First off, anyone who has tried a Vive gets blown away. Even the stupid demo applications are hella impressive. When you play something like Project CARS or DCS, it's very difficult to communicate how real the depth is, and how immersive the full room simulation and tracking makes the experience.
Second, it's not just gamers and technical people. My wife, who never has expressed any interest in any video game ever, is bugging me to get the wireless adapter so she can play Holopoint more. Which she routinely plays until she can't move, and Holopoint is a pretty basic game. I pay attention when there are technologies she looks to use; I imagine others do as well.
Third, the average price of most Vive games on the Steam store is under $5. This is impressive, given that there are probably only 500k Vive units out there.
AR requires you to wear stupid headsets in public. Outside of specialty professional engagements, until you get AR on a contact lens, this is never, ever, ever going to go into the mass market. AR and 3D TV are much closer in terms of the market problems. The gateway to AR is going to be your smartphone.
VR requires a stupid headset but literally puts you in your own world.
VR, and the Vive specifically, is one of the few technologies that has left me awestuck. The first time that happened was when I figured out how to use my 300 baud modem. The second time was when I got my hands on an internet connected VMS VAX. This was the third.
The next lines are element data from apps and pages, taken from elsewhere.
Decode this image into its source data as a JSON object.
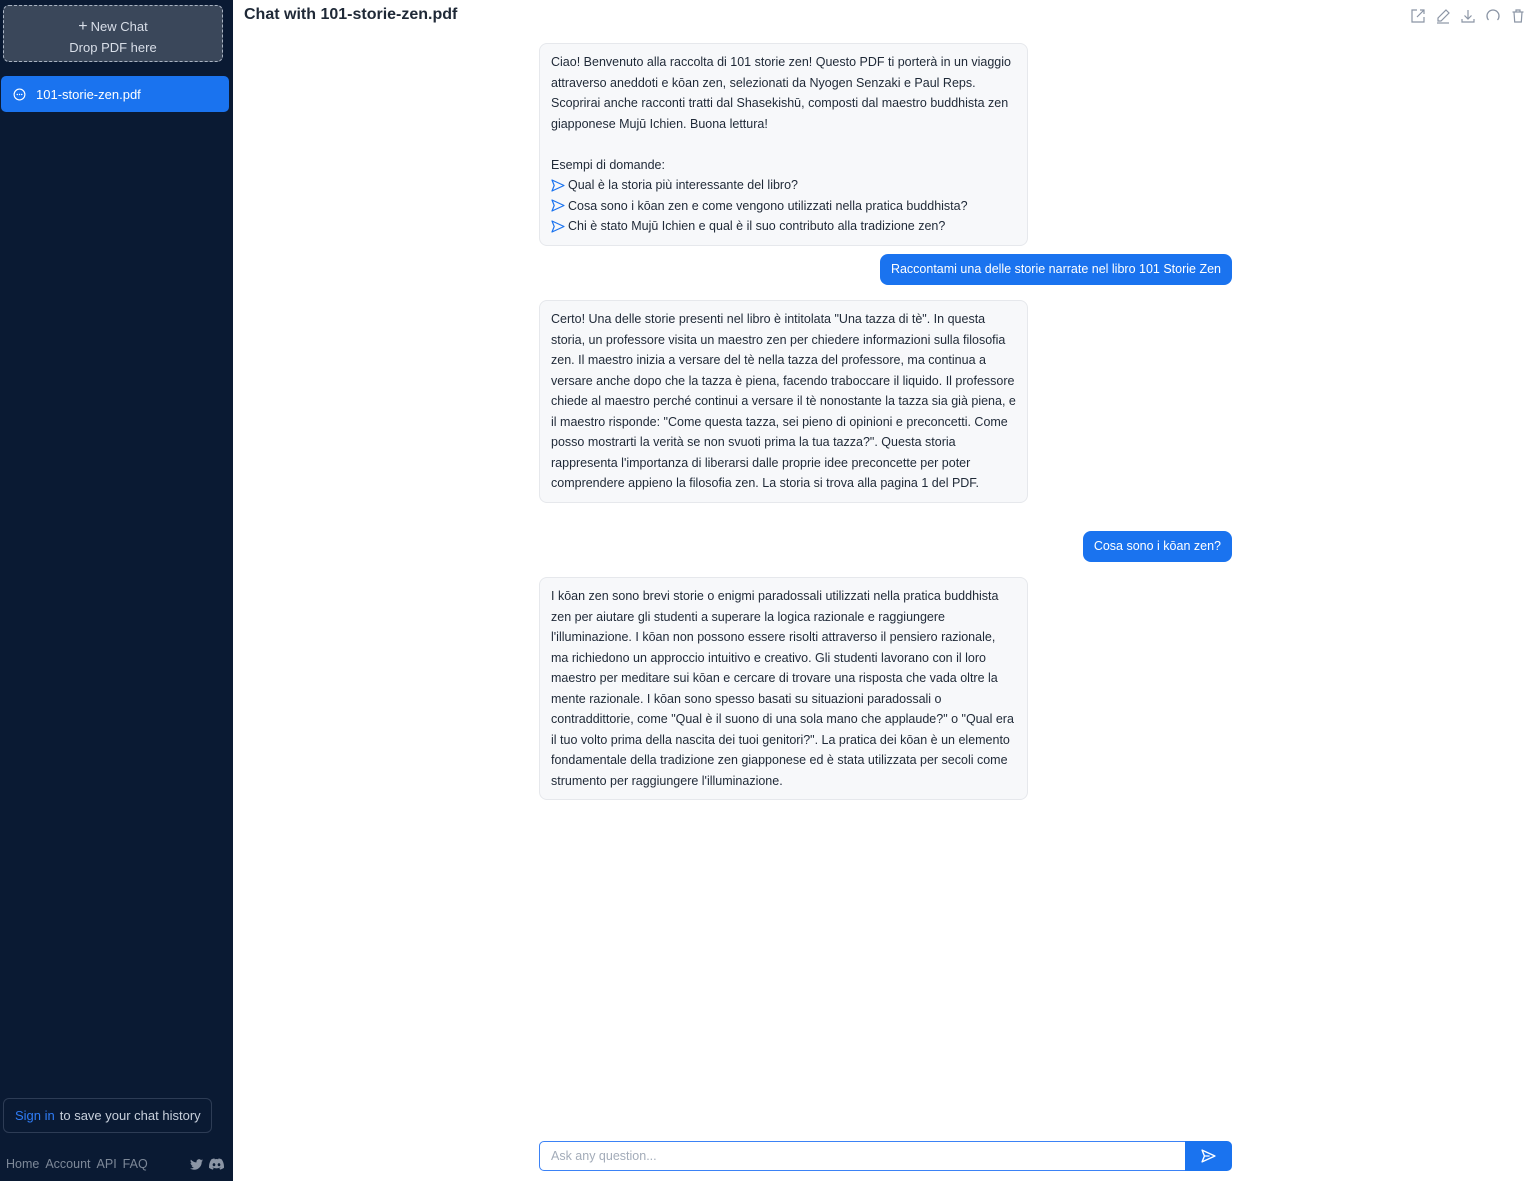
{
  "sidebar": {
    "new_chat_label": "New Chat",
    "drop_label": "Drop PDF here",
    "chat_items": [
      {
        "label": "101-storie-zen.pdf"
      }
    ],
    "signin_link": "Sign in",
    "signin_text": "to save your chat history",
    "footer_links": [
      "Home",
      "Account",
      "API",
      "FAQ"
    ],
    "social_icons": [
      "twitter-icon",
      "discord-icon"
    ]
  },
  "header": {
    "title": "Chat with 101-storie-zen.pdf",
    "toolbar_icons": [
      "share-icon",
      "edit-icon",
      "download-icon",
      "refresh-icon",
      "trash-icon"
    ]
  },
  "messages": {
    "welcome": {
      "intro": "Ciao! Benvenuto alla raccolta di 101 storie zen! Questo PDF ti porterà in un viaggio attraverso aneddoti e kōan zen, selezionati da Nyogen Senzaki e Paul Reps. Scoprirai anche racconti tratti dal Shasekishū, composti dal maestro buddhista zen giapponese Mujū Ichien. Buona lettura!",
      "examples_title": "Esempi di domande:",
      "examples": [
        "Qual è la storia più interessante del libro?",
        "Cosa sono i kōan zen e come vengono utilizzati nella pratica buddhista?",
        "Chi è stato Mujū Ichien e qual è il suo contributo alla tradizione zen?"
      ]
    },
    "user1": "Raccontami una delle storie narrate nel libro 101 Storie Zen",
    "bot1": "Certo! Una delle storie presenti nel libro è intitolata \"Una tazza di tè\". In questa storia, un professore visita un maestro zen per chiedere informazioni sulla filosofia zen. Il maestro inizia a versare del tè nella tazza del professore, ma continua a versare anche dopo che la tazza è piena, facendo traboccare il liquido. Il professore chiede al maestro perché continui a versare il tè nonostante la tazza sia già piena, e il maestro risponde: \"Come questa tazza, sei pieno di opinioni e preconcetti. Come posso mostrarti la verità se non svuoti prima la tua tazza?\". Questa storia rappresenta l'importanza di liberarsi dalle proprie idee preconcette per poter comprendere appieno la filosofia zen. La storia si trova alla pagina 1 del PDF.",
    "user2": "Cosa sono i kōan zen?",
    "bot2": "I kōan zen sono brevi storie o enigmi paradossali utilizzati nella pratica buddhista zen per aiutare gli studenti a superare la logica razionale e raggiungere l'illuminazione. I kōan non possono essere risolti attraverso il pensiero razionale, ma richiedono un approccio intuitivo e creativo. Gli studenti lavorano con il loro maestro per meditare sui kōan e cercare di trovare una risposta che vada oltre la mente razionale. I kōan sono spesso basati su situazioni paradossali o contraddittorie, come \"Qual è il suono di una sola mano che applaude?\" o \"Qual era il tuo volto prima della nascita dei tuoi genitori?\". La pratica dei kōan è un elemento fondamentale della tradizione zen giapponese ed è stata utilizzata per secoli come strumento per raggiungere l'illuminazione."
  },
  "input": {
    "placeholder": "Ask any question..."
  },
  "colors": {
    "sidebar_bg": "#0a1a33",
    "accent": "#1a73ef"
  }
}
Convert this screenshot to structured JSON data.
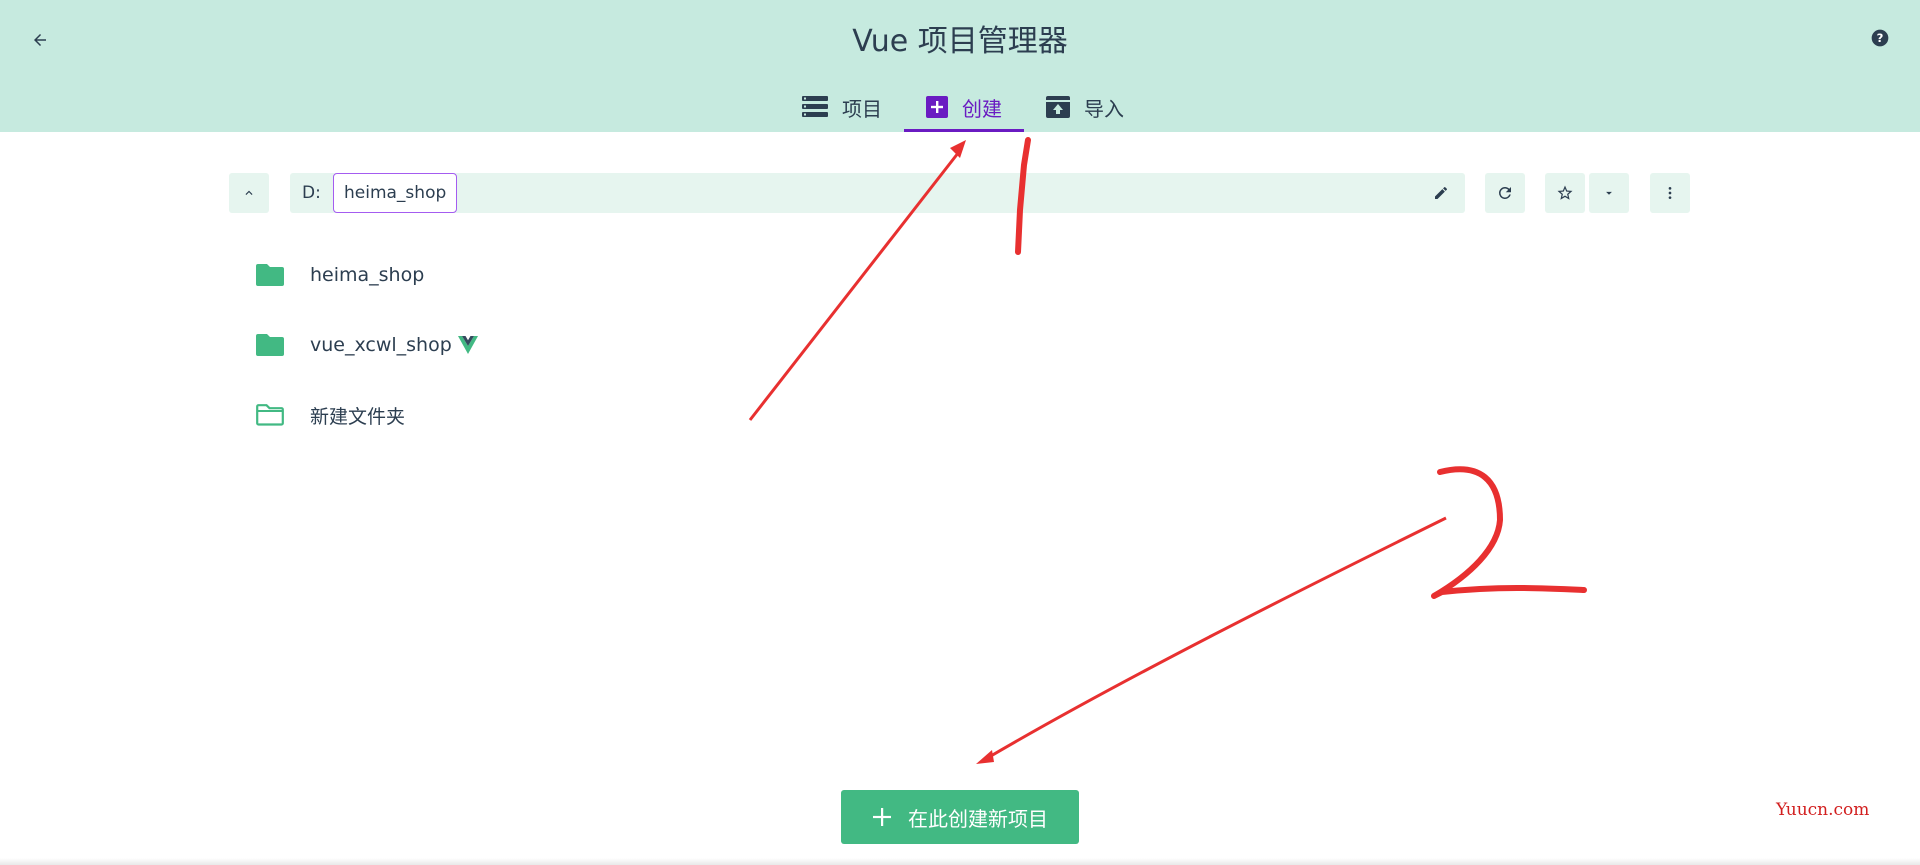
{
  "header": {
    "title": "Vue 项目管理器",
    "tabs": [
      {
        "label": "项目",
        "icon": "list-icon",
        "active": false
      },
      {
        "label": "创建",
        "icon": "plus-box-icon",
        "active": true
      },
      {
        "label": "导入",
        "icon": "archive-upload-icon",
        "active": false
      }
    ]
  },
  "path_bar": {
    "drive": "D:",
    "current_folder": "heima_shop"
  },
  "folders": [
    {
      "name": "heima_shop",
      "icon": "folder-icon",
      "vue_project": false
    },
    {
      "name": "vue_xcwl_shop",
      "icon": "folder-icon",
      "vue_project": true
    },
    {
      "name": "新建文件夹",
      "icon": "folder-outline-icon",
      "vue_project": false
    }
  ],
  "create_button": {
    "label": "在此创建新项目"
  },
  "annotations": {
    "one": "1",
    "two": "2"
  },
  "watermark": "Yuucn.com",
  "colors": {
    "header_bg": "#c6eadf",
    "accent_green": "#42b983",
    "active_tab": "#6a1bc2",
    "annotation_red": "#e83030"
  }
}
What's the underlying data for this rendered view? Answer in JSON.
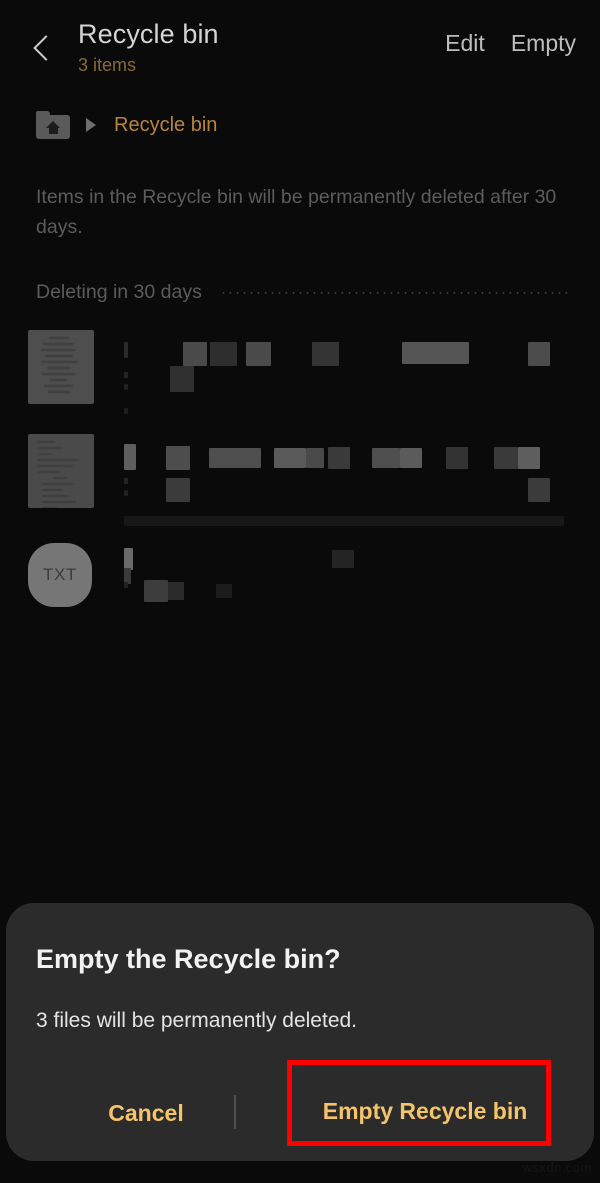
{
  "header": {
    "back_icon": "chevron-left-icon",
    "title": "Recycle bin",
    "subtitle": "3 items",
    "edit_label": "Edit",
    "empty_label": "Empty"
  },
  "breadcrumb": {
    "home_icon": "folder-home-icon",
    "separator_icon": "triangle-right-icon",
    "current": "Recycle bin"
  },
  "info": {
    "text": "Items in the Recycle bin will be permanently deleted after 30 days."
  },
  "section": {
    "label": "Deleting in 30 days"
  },
  "files": [
    {
      "icon": "document-thumbnail",
      "name_redacted": true,
      "name": ""
    },
    {
      "icon": "document-thumbnail",
      "name_redacted": true,
      "name": ""
    },
    {
      "icon": "txt-file-icon",
      "icon_label": "TXT",
      "name_redacted": true,
      "name": ""
    }
  ],
  "dialog": {
    "title": "Empty the Recycle bin?",
    "message": "3 files will be permanently deleted.",
    "cancel_label": "Cancel",
    "confirm_label": "Empty Recycle bin"
  },
  "colors": {
    "accent_amber": "#f5c368",
    "breadcrumb_amber": "#b8853a",
    "subtitle_amber": "#8a6a32",
    "dialog_bg": "#2b2b2b",
    "page_bg": "#0a0a0a",
    "highlight_red": "#ff0000"
  },
  "watermark": {
    "text": "wsxdn.com"
  }
}
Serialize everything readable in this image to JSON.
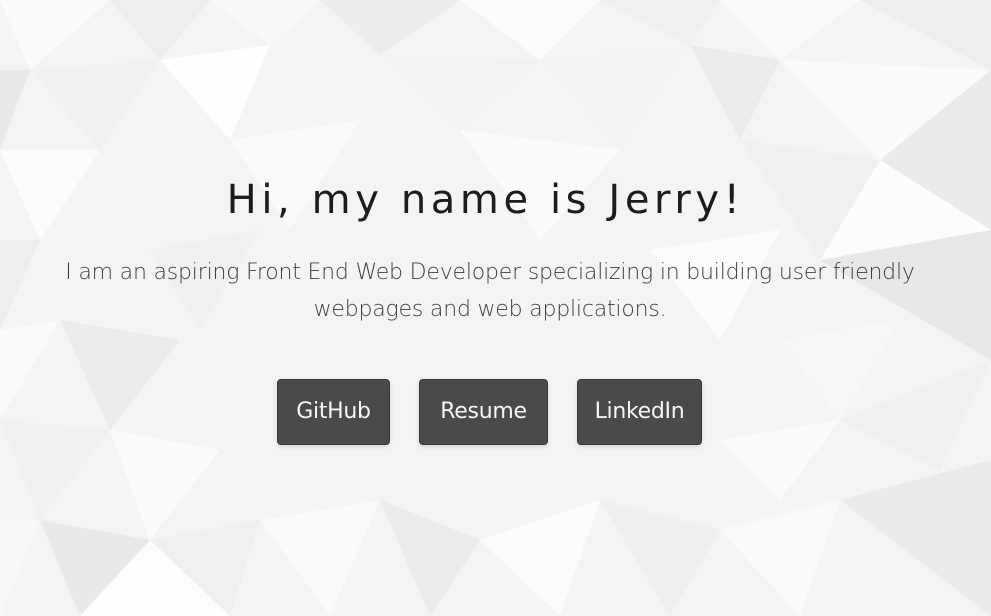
{
  "hero": {
    "title": "Hi, my name is Jerry!",
    "subtitle": "I am an aspiring Front End Web Developer specializing in building user friendly webpages and web applications."
  },
  "links": {
    "github_label": "GitHub",
    "resume_label": "Resume",
    "linkedin_label": "LinkedIn"
  },
  "theme": {
    "background": "#f4f4f4",
    "button_bg": "#4a4a4a",
    "button_text": "#f5f5f5",
    "title_color": "#1c1c1c",
    "subtitle_color": "#3e3e3e"
  }
}
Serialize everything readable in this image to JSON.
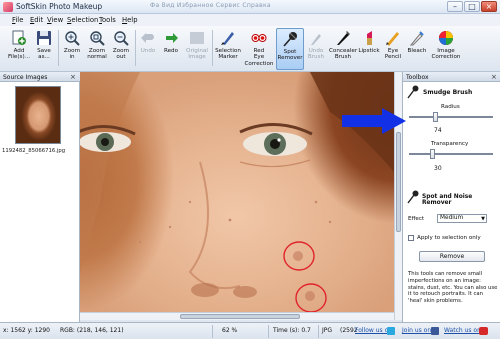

Interesting times. If you're a doubter try a Vive on a well equipped PC.